## Work request:
Without the pictures, output the records below exactly as they are.

## Information:

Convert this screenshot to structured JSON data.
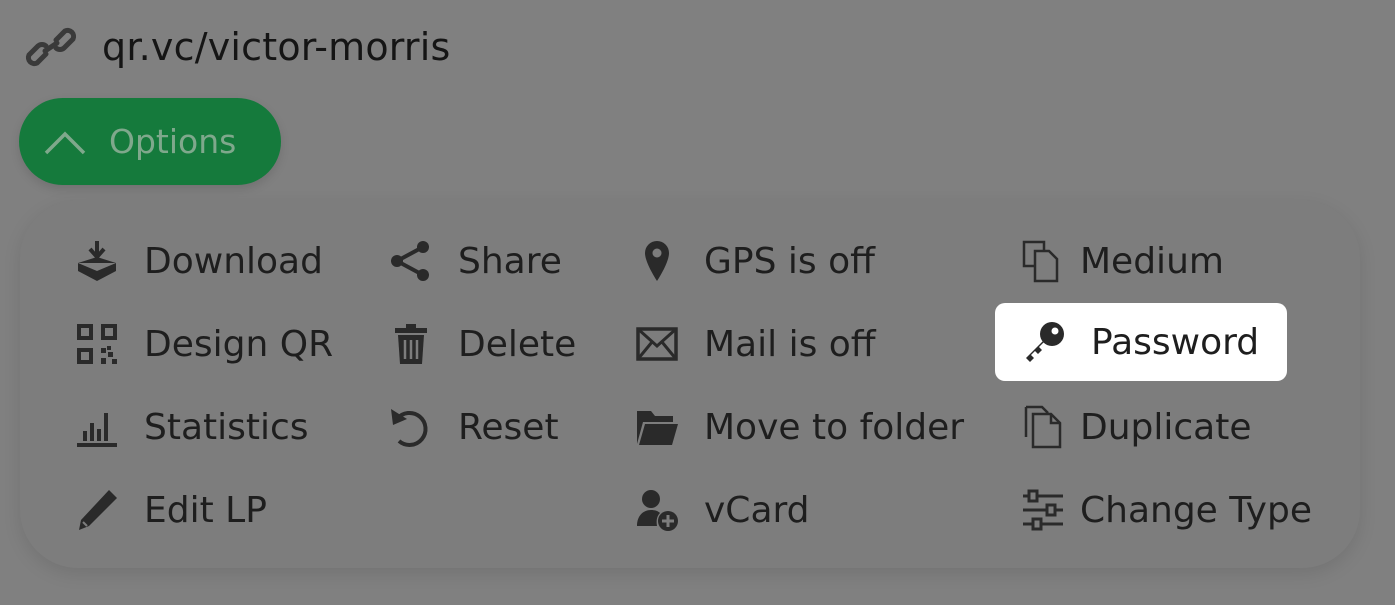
{
  "link": {
    "url": "qr.vc/victor-morris"
  },
  "options_button": {
    "label": "Options"
  },
  "menu": {
    "download": "Download",
    "share": "Share",
    "gps": "GPS is off",
    "size": "Medium",
    "design_qr": "Design QR",
    "delete": "Delete",
    "mail": "Mail is off",
    "password": "Password",
    "statistics": "Statistics",
    "reset": "Reset",
    "move_to_folder": "Move to folder",
    "duplicate": "Duplicate",
    "edit_lp": "Edit LP",
    "vcard": "vCard",
    "change_type": "Change Type"
  },
  "colors": {
    "background": "#808080",
    "options_button": "#157a3c",
    "highlight": "#ffffff"
  }
}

## Result for this exercise:
Convert this screenshot to structured JSON data.
{
  "link": {
    "url": "qr.vc/victor-morris"
  },
  "options_button": {
    "label": "Options"
  },
  "menu": {
    "download": "Download",
    "share": "Share",
    "gps": "GPS is off",
    "size": "Medium",
    "design_qr": "Design QR",
    "delete": "Delete",
    "mail": "Mail is off",
    "password": "Password",
    "statistics": "Statistics",
    "reset": "Reset",
    "move_to_folder": "Move to folder",
    "duplicate": "Duplicate",
    "edit_lp": "Edit LP",
    "vcard": "vCard",
    "change_type": "Change Type"
  },
  "colors": {
    "background": "#808080",
    "options_button": "#157a3c",
    "highlight": "#ffffff"
  }
}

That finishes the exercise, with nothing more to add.